Let's start with the book. The People of Montana was written by Ralph C. Henry1 and published in 1958 by the State Publishing Company in Helena, Montana. The 237-page volume was used as a civics and social studies textbook for public-school students in Big Sky Country. It includes chapters on Montana's history, climate, geography, cities and towns, government and school system.

The circulation-card pocket tells us that the book was shelved in the Carnegie City Library in Kalispell, Montana.2 The Carnegie City Library, constructed with a $10,000 grant, was one of 17 Carnegie libraries built in Montana between 1901 and 1918. It is now, appropriately, Kalispell's Hockaday Museum of Art.

The Carnegie City Library was part of the Northwest Montana Federation of Libraries, a regional cooperative that was formed in 1945 and provided book-lending and bookmobile services to the region.

The People of Montana was given the number 978.6 — the designated number for general Montana history — in the Dewey Decimal System. It was, according to a hand-written note, shelved in the Juvenile books section.

At some point later in its life, the book became part of the Flathead County Library System3 and received a barcode. It was checked out in February 1993 and March 1995, according to a pair of stamps. And then, at some unknown point, the book was stamped WITHDRAWN. It eventually found its way to at least one used-book store before ending up in York, Pennsylvania.

The Flathead County Library System, by the way, has also gone by the wayside and been renamed as (or replaced by) ImagineIF Libraries. The ImagineIF collection includes several books on Montana history by Ralph C. Henry, whose middle name, it turns out, was Chester. Those titles include Treasure State: The Story of Montana for Junior Montanans and Our Land Montana: The Story of Our Treasure State.

As a final fun note, here's a closeup of the tiny logo at the bottom of the circulation-card pocket. I wonder what company that is.

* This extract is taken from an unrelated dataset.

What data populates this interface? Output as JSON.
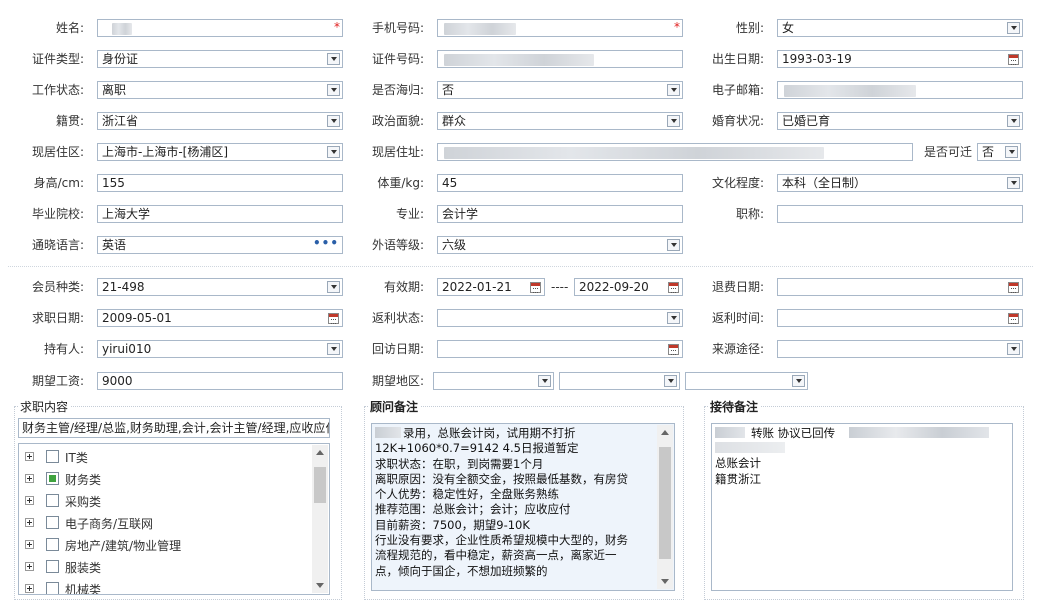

Thematically related posts

Also, I've recommended it before, but you should absolutely check out Kerry Mansfield's portfolio of images of old and discarded books.

Footnotes
1. Ralph C. Henry also used the pen name "Eric Thane" for some of his other history and non-fiction writing, according to a note at the beginning of the book. That's a bit interesting, because you don't see many non-fiction authors using pen names.
2. Kalispell is the birthplace of Brad Bird, director of The Incredibles.
3. Flathead County was founded in 1893 by Wurb Flathead, a descendant of Dimwit Flathead.

Tuesday, September 22, 2015

Pretty maids all in a row — literally


This vintage postcard features an illustration of the nursery rhyme "Mary, Mary, Quite Contrary." The rhyme dates to the 18th century and there is little agreement over the meaning of its lines. Some think it refers to the 16th century's Mary, Queen of Scots, but there is dispute on that point.

There are also multiple versions of the rhyme, and it's the last line that seems to vary the most. Some of the different final lines include:

  • And pretty maids all in a row
  • And so my garden grows
  • Sing cuckolds all in a row
  • Cowslips all in a row
  • With lady bells all in a row

This postcard goes with the most traditional final line, but the illustration takes it a little too literally, giving us the somewhat disturbing image of maidens sprouting out of the dirt...


The card was postmarked on July 28, 1910, in Brooklyn, New York.1 It was mailed to a woman named Gladys in Hoboken, New Jersey.

The note is a bit hard to decipher, but I think it reads:
"Dear Gladys
Mama's letter received & beg [?] to say little Marnie and I are going up to see Auntie May on Sunday. Boat leaves Battery at 9 a.m. Red Bank Boat. Regards to Papa and love to Maura [?] and yourself. Auntie Em."
(Probably not that Auntie Em.)

Footnote
1. On July 28, 1910, President William Taft arrived in Biddeford Pool, Maine, aboard the presidential yacht Mayflower. See this photo from the Maine Historical Society. (The Mayflower, by the way, had a fascinating history, eventually ending its career as INS Maoz in the Israeli Navy.)

Monday, September 21, 2015

2015 York Fair: My favorite photos

The York Fair, which was celebrating 250 years of existence, wrapped up yesterday. Here are some of my favorite Instagram shots from this year's festivites.